His assassination on November 22, 1963 in Dallas marked a moment in history that will forever be remembered.

While Kennedy’s life was taken, his legacy lives on.

He was elected during the peak of the civil rights movement and part of his political agenda was to uphold America’s promise of equality and address its tumultuous history of racial discrimination.

Some black Americans thought of Kennedy as an ally and others say he helped pave the way for America to elect its first African-American president.

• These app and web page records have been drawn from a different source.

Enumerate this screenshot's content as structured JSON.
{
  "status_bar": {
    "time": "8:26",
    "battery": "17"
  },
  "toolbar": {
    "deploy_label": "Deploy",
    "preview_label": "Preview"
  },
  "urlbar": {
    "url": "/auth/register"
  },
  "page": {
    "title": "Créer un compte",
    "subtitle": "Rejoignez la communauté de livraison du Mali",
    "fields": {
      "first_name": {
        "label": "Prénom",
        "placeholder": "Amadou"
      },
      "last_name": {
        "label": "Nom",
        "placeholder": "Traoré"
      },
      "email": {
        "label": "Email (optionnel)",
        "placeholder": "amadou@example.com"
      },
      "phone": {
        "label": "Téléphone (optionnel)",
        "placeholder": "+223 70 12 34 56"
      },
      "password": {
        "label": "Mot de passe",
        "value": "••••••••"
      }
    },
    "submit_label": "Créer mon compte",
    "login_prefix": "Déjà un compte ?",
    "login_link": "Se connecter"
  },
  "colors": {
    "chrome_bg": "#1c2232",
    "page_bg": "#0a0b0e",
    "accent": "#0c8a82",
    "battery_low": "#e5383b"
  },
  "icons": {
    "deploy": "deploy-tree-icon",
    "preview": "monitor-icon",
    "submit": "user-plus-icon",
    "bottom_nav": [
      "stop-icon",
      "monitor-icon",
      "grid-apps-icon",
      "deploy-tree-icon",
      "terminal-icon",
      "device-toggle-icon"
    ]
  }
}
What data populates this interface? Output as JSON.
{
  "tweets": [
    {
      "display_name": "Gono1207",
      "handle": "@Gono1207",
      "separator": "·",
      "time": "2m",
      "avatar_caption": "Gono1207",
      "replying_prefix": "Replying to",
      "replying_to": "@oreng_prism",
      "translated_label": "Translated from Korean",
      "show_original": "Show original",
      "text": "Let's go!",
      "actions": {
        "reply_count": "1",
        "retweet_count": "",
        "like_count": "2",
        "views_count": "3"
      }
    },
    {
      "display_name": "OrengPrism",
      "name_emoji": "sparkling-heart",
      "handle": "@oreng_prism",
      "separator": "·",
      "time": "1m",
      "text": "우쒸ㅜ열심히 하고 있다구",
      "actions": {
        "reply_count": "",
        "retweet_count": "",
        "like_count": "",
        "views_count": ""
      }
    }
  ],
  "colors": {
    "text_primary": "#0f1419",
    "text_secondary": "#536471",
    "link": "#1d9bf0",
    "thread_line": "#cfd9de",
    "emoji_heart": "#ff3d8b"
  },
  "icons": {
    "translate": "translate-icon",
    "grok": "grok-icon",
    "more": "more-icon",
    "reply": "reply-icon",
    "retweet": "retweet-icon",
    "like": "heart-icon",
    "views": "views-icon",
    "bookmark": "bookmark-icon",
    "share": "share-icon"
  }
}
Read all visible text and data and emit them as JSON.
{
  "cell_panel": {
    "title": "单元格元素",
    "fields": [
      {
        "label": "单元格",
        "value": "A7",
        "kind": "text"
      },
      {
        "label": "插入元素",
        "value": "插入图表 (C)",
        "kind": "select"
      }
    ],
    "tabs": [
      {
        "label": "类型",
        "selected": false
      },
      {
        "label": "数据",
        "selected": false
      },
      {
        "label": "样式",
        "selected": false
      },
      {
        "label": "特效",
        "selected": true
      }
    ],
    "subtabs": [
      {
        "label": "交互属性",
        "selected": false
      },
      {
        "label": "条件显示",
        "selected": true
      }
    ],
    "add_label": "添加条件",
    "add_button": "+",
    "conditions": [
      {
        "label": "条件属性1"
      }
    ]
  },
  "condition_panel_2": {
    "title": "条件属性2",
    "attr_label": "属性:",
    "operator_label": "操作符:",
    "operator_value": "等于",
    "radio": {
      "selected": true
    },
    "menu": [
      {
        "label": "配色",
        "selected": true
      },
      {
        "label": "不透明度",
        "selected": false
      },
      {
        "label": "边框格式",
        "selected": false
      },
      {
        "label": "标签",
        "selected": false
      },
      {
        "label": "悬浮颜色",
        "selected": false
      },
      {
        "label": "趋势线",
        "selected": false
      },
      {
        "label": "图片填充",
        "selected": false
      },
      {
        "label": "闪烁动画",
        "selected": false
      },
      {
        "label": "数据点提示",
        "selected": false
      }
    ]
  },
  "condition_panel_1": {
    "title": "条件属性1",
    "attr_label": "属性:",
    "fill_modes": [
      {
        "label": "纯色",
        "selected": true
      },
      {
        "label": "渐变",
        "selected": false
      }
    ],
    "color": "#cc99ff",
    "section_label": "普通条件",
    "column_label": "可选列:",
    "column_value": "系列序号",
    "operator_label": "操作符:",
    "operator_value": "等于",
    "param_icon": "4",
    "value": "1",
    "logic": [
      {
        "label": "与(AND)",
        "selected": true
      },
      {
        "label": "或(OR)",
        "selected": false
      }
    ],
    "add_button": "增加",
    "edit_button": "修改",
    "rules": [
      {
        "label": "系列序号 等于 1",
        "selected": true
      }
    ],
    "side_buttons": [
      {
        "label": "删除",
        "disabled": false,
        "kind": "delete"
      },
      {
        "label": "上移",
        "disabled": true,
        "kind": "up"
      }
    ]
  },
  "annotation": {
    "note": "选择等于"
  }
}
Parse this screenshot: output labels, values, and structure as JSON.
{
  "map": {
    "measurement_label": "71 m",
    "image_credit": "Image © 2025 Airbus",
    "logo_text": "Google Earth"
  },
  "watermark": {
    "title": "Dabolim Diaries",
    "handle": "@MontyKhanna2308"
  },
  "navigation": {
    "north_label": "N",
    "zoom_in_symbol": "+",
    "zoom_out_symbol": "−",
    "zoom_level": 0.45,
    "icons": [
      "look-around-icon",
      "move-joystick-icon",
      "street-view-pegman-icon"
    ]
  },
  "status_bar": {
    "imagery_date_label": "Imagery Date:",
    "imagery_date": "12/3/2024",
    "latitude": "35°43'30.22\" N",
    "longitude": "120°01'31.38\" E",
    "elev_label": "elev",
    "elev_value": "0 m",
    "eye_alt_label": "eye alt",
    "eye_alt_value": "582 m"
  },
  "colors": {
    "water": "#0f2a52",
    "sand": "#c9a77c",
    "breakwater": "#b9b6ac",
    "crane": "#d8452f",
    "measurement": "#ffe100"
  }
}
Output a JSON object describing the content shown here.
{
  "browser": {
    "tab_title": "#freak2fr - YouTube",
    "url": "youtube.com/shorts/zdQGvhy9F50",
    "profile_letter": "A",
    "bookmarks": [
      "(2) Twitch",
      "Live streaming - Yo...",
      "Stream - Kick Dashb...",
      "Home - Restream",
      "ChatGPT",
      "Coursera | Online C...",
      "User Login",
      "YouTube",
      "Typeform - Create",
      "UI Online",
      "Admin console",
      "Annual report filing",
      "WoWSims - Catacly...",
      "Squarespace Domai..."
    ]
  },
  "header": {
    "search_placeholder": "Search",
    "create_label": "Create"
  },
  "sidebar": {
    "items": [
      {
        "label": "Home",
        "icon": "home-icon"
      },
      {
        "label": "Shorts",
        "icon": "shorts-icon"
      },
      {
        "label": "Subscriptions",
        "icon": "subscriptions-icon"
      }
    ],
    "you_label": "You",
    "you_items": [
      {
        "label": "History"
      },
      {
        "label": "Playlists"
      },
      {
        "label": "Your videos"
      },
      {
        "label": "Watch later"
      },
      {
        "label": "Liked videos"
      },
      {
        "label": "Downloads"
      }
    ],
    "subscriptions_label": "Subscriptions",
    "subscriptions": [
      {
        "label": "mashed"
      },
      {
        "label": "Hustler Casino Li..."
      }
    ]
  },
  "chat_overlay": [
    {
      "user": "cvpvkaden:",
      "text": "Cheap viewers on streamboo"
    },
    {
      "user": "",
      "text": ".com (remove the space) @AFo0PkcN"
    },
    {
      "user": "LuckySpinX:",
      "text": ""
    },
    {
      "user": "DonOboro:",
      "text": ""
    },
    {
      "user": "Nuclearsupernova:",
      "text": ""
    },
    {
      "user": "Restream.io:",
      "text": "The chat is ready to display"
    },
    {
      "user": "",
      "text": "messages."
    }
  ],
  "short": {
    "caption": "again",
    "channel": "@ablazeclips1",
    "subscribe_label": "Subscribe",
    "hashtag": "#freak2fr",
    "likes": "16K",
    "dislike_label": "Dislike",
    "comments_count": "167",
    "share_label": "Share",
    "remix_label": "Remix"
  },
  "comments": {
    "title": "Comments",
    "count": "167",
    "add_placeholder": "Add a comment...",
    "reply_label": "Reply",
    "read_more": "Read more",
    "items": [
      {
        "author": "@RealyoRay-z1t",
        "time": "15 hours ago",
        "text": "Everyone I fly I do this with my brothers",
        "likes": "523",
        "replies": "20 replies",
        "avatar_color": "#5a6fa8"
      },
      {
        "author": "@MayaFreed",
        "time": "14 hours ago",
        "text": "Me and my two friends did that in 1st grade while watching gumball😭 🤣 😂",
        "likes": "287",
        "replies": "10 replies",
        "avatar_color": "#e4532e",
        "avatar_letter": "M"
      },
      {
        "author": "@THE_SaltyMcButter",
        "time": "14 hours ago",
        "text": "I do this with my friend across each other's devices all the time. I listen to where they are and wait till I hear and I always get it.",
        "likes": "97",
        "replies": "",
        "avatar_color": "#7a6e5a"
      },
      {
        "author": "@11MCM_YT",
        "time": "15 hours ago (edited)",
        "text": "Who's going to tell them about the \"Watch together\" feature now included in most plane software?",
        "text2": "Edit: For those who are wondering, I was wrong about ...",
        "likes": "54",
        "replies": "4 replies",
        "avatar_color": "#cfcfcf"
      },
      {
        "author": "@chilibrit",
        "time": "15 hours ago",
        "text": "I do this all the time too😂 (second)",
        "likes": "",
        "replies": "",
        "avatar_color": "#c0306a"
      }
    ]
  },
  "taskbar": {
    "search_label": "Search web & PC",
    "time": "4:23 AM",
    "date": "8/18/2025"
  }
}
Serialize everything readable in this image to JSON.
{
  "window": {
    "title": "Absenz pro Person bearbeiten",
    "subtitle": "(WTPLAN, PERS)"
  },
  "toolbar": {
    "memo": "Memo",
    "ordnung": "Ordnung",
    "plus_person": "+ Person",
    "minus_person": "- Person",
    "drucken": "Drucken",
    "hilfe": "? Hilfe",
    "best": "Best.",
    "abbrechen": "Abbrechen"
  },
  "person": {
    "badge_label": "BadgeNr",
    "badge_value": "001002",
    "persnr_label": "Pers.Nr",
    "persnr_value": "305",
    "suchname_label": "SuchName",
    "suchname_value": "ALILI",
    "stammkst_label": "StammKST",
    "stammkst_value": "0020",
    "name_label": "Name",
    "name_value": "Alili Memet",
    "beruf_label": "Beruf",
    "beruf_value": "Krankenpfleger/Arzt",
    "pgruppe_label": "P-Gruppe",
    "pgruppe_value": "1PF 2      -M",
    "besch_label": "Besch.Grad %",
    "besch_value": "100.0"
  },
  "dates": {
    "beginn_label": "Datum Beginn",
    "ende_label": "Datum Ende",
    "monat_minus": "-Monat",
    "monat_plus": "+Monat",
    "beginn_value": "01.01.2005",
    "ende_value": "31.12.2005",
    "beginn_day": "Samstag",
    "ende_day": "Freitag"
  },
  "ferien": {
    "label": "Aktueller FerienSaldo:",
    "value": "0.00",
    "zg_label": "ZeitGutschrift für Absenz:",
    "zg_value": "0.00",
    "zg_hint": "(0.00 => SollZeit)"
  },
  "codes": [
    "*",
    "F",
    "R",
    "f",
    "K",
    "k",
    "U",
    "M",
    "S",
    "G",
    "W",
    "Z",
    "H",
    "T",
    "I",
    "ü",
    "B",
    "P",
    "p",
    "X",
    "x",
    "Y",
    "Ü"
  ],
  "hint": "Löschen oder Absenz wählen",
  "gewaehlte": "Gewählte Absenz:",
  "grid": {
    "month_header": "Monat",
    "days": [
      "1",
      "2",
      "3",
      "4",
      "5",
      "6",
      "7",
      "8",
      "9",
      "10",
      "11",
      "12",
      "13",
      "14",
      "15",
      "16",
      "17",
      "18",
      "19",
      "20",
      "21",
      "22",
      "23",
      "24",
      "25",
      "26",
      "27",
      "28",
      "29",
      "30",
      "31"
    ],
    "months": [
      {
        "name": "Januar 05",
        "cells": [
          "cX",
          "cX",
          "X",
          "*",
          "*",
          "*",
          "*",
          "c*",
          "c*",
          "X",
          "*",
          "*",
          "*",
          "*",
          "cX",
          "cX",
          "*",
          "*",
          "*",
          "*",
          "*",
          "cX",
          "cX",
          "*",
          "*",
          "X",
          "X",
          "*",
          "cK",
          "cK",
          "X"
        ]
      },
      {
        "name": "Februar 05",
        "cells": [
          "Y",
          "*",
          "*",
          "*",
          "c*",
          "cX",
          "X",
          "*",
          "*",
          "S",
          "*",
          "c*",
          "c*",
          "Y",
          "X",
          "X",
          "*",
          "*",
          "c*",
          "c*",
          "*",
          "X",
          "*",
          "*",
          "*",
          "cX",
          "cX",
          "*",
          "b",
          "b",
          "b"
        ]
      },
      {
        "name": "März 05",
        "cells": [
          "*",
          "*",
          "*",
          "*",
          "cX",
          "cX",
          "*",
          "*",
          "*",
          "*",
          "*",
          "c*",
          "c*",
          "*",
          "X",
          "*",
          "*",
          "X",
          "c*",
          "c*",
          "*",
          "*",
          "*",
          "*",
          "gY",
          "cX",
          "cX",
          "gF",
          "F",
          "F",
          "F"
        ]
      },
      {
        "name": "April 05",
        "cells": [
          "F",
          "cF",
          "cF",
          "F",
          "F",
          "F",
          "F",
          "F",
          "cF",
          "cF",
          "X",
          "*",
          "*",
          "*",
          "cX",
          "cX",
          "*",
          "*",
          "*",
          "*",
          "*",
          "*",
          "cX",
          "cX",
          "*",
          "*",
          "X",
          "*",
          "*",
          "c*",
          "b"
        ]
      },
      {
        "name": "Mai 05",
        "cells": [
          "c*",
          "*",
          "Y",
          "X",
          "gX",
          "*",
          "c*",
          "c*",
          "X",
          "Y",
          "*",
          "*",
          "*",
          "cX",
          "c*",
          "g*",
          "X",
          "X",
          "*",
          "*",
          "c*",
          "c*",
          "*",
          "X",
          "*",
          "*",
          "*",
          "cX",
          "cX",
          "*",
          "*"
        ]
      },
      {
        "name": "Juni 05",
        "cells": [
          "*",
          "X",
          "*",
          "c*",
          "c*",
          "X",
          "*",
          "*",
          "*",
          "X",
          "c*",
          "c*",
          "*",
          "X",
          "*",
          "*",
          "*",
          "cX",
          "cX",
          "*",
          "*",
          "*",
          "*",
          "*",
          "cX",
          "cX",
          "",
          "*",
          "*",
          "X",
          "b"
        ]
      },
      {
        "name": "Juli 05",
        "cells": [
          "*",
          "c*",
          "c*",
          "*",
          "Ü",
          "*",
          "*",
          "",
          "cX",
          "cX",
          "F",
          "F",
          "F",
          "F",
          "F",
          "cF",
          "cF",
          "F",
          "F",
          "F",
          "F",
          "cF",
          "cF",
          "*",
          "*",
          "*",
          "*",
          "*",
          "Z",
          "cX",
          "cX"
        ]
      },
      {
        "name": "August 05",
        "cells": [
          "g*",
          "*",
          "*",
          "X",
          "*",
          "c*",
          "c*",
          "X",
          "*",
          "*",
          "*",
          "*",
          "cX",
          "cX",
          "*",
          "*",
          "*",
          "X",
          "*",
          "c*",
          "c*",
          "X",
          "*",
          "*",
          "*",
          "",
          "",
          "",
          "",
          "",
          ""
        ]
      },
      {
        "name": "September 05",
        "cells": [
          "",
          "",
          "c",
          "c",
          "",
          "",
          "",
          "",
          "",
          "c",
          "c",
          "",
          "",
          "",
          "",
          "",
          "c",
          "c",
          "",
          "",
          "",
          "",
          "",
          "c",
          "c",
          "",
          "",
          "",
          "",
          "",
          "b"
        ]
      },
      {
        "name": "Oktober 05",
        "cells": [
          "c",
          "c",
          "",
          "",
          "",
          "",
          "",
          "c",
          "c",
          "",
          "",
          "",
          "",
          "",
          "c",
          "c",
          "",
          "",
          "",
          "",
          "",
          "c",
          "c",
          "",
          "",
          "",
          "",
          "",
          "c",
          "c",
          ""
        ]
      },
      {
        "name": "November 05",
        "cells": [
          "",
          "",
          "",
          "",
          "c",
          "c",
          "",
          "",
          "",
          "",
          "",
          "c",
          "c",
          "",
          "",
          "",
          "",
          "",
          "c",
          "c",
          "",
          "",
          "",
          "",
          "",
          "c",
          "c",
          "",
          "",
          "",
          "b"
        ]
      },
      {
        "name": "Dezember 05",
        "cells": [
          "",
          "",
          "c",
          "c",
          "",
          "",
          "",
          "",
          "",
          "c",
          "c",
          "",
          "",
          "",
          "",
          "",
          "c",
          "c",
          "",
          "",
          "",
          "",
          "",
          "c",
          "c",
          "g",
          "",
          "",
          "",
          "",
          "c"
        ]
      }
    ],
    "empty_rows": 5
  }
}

On the 50th anniversary of his assassination, theGrio’s Lilly Workneh discussed Kennedy’s life and legacy, as they relate to his impact on black Americans, with key political and media figures.

Among those featured are: Bob Herbert, former New York Times columnist; Dorian Warren, activist and professor at Columbia University; Karen Finney, host of MSNBC’s ‘Disrupt’; Touré, cultural critic and co-host of MSNBC’s The Cycle; Goldie Taylor, columnist writer for theGrio and MSNBC contributor; James Peterson, Director of Africana Studies at Lehigh University and MSNBC contributor; and Rep. Charles Rangel, congressman from New York.

Watch the video above to hear their thoughts and tell us yours below. How did JFK impact black America?

Follow Lilly Workneh on Twitter @Lilly_Works